[Data about app and page elements]

○ ○ ○ ○ ○ ○ ○

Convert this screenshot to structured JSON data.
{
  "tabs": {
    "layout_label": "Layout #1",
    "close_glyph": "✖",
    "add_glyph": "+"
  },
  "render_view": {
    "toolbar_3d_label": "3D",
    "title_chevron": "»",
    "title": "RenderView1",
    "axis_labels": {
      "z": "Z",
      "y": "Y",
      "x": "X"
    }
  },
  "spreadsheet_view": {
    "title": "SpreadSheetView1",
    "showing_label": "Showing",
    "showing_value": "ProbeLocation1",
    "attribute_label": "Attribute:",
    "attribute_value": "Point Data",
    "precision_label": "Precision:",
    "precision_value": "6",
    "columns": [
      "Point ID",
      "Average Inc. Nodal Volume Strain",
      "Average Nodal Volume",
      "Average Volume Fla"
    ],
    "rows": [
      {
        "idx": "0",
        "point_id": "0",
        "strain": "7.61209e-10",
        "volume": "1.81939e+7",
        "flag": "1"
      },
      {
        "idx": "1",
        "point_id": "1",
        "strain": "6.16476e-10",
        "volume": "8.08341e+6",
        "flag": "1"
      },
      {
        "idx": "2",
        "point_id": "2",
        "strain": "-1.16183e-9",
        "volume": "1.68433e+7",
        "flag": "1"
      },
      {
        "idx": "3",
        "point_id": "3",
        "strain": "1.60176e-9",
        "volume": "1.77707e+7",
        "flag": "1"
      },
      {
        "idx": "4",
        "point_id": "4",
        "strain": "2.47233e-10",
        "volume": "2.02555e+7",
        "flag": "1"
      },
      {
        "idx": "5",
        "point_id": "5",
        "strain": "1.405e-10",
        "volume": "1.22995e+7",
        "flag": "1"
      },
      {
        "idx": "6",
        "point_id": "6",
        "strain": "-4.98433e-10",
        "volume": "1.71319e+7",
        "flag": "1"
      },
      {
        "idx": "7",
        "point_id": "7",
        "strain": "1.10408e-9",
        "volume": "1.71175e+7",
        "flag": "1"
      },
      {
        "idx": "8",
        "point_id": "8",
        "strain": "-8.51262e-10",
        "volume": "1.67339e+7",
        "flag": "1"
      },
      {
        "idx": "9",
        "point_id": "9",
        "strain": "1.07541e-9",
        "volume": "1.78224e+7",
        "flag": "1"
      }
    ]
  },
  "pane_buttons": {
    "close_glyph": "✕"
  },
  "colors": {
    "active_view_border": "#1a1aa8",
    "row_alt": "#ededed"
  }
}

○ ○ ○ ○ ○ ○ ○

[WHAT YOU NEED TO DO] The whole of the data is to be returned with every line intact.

[EXPECTED ANSWER]
Convert this screenshot to structured JSON data.
{
  "tabs": {
    "layout_label": "Layout #1",
    "close_glyph": "✖",
    "add_glyph": "+"
  },
  "render_view": {
    "toolbar_3d_label": "3D",
    "title_chevron": "»",
    "title": "RenderView1",
    "axis_labels": {
      "z": "Z",
      "y": "Y",
      "x": "X"
    }
  },
  "spreadsheet_view": {
    "title": "SpreadSheetView1",
    "showing_label": "Showing",
    "showing_value": "ProbeLocation1",
    "attribute_label": "Attribute:",
    "attribute_value": "Point Data",
    "precision_label": "Precision:",
    "precision_value": "6",
    "columns": [
      "Point ID",
      "Average Inc. Nodal Volume Strain",
      "Average Nodal Volume",
      "Average Volume Fla"
    ],
    "rows": [
      {
        "idx": "0",
        "point_id": "0",
        "strain": "7.61209e-10",
        "volume": "1.81939e+7",
        "flag": "1"
      },
      {
        "idx": "1",
        "point_id": "1",
        "strain": "6.16476e-10",
        "volume": "8.08341e+6",
        "flag": "1"
      },
      {
        "idx": "2",
        "point_id": "2",
        "strain": "-1.16183e-9",
        "volume": "1.68433e+7",
        "flag": "1"
      },
      {
        "idx": "3",
        "point_id": "3",
        "strain": "1.60176e-9",
        "volume": "1.77707e+7",
        "flag": "1"
      },
      {
        "idx": "4",
        "point_id": "4",
        "strain": "2.47233e-10",
        "volume": "2.02555e+7",
        "flag": "1"
      },
      {
        "idx": "5",
        "point_id": "5",
        "strain": "1.405e-10",
        "volume": "1.22995e+7",
        "flag": "1"
      },
      {
        "idx": "6",
        "point_id": "6",
        "strain": "-4.98433e-10",
        "volume": "1.71319e+7",
        "flag": "1"
      },
      {
        "idx": "7",
        "point_id": "7",
        "strain": "1.10408e-9",
        "volume": "1.71175e+7",
        "flag": "1"
      },
      {
        "idx": "8",
        "point_id": "8",
        "strain": "-8.51262e-10",
        "volume": "1.67339e+7",
        "flag": "1"
      },
      {
        "idx": "9",
        "point_id": "9",
        "strain": "1.07541e-9",
        "volume": "1.78224e+7",
        "flag": "1"
      }
    ]
  },
  "pane_buttons": {
    "close_glyph": "✕"
  },
  "colors": {
    "active_view_border": "#1a1aa8",
    "row_alt": "#ededed"
  }
}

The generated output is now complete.